The Iranian security forces have embarked on a campaign of mass arrest of Ahwazi Arabs, an Iranian minority group who make up the majority of citizens in the oil-rich province of Khuzestan.

The Ahwaz Human Rights Organisation (AHRO) has received accounts from family members and eye-witnesses which confirm that in recent weeks at least 260 prominent journalists, lawyers, tribal leaders, teachers, students political and human rights activists have been arrested in the cities of Ahwaz, Hamidieh, Mohamarah (Khoramshahr), Abadan and other cities of Khuzestan. Among the arrested were many tribal leaders, including Haj Salem, his sons and extended family members: Amad Bawi, Zamal Bawi, Hani Bawi, Asad Bawi, Mohsen Bawi, Mansour Tyouri and Hassan Boughedar.

The arrests come after a series of anti-government demonstrations and the sabotage of oil wells, which have been blamed on "British agents". The government claims it has evidence of British involvement in the uprising in Khuzestan, but has not published any proof.

The AHRO has released an appeal, in which it calls for:
- the immediate release of all Ahwazi Arab detainees and all Iranian political prisoners detained since the Ahwazi uprising began on 15 April.
- intervention from the international community - in particular the European Union - to address the issue of minority rights and freedom of speech in all the bilateral and multilateral talks with Iran.
- an end to the state of siege and the redeployment of military and security forces out of the province.

Karim Abdian, the AHRO's Executive Director, said: "We warn the Iranian regime that its latest wave of oppression and arrest of the poor and desperate Ahwazis could only further frustrates and radicalize the indigenous Ahwaz youth and provide the impetus for further violence. We urge the UNHCHR to call upon Iran to stop killing of innocent indigenous Ahwaz Arab people of Khuzestan and dispatch a fact finding delegation to Khuzestan (al-Ahwaz)."

Nasser Ban-Assad, spokesman for the British Ahwazi Friendship Society (BAFS), said: "If the regime is so confident that the British are behind the Ahwazi uprising, then why is it arresting journalists, academics, human rights campaigners and tribal leaders? These people do not have guns; their only weapon against the Iranian state is their voice.

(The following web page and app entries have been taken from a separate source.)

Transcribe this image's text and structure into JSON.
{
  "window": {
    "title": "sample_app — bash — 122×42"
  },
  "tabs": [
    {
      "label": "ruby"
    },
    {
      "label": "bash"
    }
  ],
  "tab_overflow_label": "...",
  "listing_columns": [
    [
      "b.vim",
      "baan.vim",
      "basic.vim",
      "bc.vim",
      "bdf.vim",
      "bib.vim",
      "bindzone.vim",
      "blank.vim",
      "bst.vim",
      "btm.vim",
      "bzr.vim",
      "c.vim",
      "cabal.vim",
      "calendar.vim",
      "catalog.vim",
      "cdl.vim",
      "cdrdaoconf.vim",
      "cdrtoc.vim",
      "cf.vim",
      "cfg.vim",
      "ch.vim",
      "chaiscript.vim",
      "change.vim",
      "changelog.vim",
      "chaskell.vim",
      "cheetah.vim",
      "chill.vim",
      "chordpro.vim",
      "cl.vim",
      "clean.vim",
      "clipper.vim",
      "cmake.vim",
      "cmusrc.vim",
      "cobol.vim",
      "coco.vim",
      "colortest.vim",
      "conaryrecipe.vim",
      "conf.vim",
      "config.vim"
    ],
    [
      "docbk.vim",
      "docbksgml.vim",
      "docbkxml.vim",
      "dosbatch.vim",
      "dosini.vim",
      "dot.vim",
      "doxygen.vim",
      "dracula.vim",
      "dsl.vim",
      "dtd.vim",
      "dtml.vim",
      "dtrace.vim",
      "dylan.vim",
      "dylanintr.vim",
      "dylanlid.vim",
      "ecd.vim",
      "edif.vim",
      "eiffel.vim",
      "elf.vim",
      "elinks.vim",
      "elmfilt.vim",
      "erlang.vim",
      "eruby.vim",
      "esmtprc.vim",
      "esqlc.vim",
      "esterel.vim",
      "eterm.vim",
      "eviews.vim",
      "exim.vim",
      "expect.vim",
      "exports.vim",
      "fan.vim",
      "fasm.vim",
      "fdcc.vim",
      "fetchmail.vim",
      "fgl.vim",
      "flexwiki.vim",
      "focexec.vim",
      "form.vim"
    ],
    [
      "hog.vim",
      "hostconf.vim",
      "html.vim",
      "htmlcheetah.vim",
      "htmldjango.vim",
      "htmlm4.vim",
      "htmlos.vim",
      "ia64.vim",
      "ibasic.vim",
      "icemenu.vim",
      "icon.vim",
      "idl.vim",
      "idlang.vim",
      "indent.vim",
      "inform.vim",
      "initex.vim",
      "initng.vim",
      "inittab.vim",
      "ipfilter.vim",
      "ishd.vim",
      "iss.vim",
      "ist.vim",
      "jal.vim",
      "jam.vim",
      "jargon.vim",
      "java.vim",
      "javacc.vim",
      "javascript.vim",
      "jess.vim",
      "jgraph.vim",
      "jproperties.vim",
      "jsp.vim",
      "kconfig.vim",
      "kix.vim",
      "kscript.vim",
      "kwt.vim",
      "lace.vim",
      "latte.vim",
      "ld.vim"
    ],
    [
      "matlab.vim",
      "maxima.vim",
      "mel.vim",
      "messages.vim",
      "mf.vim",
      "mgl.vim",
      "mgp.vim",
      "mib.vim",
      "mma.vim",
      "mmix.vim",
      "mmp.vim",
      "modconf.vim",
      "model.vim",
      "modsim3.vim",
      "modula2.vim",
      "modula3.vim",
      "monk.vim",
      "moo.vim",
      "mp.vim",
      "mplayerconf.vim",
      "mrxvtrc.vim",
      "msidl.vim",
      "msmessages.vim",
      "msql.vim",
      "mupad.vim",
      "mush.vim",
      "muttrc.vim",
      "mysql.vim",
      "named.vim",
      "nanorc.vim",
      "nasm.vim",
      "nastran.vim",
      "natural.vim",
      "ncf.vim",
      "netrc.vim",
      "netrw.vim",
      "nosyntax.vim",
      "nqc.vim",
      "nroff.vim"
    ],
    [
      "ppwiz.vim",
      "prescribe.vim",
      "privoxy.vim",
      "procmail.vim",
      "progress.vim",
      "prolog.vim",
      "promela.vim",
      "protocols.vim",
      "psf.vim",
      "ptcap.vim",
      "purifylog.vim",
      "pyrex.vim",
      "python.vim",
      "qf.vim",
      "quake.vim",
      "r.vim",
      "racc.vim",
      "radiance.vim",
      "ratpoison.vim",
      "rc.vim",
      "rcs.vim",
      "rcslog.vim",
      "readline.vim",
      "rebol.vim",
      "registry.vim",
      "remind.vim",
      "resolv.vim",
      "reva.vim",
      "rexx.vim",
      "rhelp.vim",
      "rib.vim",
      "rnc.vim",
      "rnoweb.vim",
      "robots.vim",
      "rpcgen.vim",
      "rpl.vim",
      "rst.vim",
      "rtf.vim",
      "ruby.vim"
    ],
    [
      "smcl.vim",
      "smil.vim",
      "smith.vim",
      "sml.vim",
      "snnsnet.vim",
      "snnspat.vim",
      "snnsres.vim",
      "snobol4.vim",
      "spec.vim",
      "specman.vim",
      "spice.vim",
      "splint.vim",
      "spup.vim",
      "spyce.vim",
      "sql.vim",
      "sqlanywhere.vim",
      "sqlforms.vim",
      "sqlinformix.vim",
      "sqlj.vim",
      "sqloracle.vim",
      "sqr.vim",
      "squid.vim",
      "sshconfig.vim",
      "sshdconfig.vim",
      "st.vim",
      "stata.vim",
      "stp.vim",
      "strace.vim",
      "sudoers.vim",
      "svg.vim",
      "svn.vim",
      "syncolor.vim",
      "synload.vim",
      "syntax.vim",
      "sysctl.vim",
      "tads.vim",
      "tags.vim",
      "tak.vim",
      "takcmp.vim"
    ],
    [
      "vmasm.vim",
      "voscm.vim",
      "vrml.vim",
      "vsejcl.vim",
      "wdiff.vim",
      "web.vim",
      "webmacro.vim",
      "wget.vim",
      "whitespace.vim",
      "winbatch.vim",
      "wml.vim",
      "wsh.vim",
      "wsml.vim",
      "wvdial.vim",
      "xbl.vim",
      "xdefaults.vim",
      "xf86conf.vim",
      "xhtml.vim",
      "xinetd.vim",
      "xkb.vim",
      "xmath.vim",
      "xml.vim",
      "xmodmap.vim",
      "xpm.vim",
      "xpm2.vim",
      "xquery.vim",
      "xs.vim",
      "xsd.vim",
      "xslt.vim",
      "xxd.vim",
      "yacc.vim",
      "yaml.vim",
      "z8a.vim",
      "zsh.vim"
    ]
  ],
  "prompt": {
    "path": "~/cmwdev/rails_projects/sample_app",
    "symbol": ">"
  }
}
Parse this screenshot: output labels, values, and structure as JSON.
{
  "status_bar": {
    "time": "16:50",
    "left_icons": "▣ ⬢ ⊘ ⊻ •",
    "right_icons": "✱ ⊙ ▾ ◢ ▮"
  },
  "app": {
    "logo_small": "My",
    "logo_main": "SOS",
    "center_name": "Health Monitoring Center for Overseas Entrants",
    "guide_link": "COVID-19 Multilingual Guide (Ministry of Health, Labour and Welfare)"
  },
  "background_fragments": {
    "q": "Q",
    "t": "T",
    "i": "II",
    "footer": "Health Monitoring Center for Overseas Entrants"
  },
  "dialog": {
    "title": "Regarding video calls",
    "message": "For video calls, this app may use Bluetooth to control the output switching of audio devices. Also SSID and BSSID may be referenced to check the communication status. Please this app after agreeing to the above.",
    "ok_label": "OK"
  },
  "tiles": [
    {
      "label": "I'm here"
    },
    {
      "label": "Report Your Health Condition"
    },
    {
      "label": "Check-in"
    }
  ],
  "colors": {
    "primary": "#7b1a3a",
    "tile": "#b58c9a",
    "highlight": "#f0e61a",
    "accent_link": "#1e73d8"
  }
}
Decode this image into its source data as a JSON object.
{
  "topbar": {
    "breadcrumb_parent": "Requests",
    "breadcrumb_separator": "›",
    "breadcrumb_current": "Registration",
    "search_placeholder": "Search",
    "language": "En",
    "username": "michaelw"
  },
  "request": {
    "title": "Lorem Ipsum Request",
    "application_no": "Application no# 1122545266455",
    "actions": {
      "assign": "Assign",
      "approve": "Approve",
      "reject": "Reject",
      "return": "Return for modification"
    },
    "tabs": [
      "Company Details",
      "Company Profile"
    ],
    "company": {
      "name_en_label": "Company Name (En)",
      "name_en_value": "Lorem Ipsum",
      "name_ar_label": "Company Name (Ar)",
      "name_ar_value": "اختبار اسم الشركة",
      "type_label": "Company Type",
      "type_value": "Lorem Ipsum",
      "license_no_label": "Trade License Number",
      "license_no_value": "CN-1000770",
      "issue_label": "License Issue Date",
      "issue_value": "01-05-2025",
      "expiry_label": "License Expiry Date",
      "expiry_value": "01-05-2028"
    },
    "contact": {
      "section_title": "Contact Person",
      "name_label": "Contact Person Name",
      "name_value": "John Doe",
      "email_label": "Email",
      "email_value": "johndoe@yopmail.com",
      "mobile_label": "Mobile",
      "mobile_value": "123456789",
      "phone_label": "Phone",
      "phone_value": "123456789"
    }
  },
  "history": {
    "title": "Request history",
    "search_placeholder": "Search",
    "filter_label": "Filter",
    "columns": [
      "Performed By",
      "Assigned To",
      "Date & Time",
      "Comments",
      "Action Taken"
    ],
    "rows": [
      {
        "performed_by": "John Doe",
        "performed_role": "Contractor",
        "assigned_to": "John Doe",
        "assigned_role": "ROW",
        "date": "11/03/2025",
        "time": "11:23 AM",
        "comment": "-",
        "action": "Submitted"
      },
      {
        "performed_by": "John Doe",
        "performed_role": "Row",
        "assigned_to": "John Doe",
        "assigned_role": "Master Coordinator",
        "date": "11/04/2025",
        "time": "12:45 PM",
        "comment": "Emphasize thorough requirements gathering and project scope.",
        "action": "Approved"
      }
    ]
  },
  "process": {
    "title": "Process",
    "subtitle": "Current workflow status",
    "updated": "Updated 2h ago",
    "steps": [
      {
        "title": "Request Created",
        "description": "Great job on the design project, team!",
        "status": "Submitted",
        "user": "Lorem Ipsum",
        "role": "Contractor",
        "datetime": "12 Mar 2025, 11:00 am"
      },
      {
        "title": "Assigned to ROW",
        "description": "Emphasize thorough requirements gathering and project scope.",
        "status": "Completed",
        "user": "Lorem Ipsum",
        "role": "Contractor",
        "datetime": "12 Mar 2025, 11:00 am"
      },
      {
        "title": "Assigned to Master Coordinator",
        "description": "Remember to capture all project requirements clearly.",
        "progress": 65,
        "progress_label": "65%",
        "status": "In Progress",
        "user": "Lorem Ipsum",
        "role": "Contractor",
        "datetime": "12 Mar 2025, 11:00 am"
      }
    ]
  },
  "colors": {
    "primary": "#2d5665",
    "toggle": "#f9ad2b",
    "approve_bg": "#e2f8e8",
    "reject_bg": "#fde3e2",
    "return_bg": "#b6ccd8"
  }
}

"The truth is that the problems in Khuzestan are related to the regime's oppression of the local population and some of the world's worst poverty rates. The Ahwazi Arabs are living in absolute squalor and are arrested, tortured and murdered if they demonstrate any objection. This is what happened in the Bloody Friday massacre in April when children and a pregnant woman were among those murdered by government snipers.

"State violence, racial discrimination and squalor are the causes of the unrest in Khuzestan, not foreign insurgency. The arrests are an attempt to silence anyone voicing dissent."

In the past 10 years, the Iranian government has confiscated more than 250,000 hectares of indigenous Ahwazi farmland and the inhabitants have been forced to leave their homeland and migrate to non-Arab provinces. United Nations Special Rappartour for Housing Miloon Kothari criticised the treatment of Ahwazi Arabs during his visit to Khuzestan in July 2005 [report].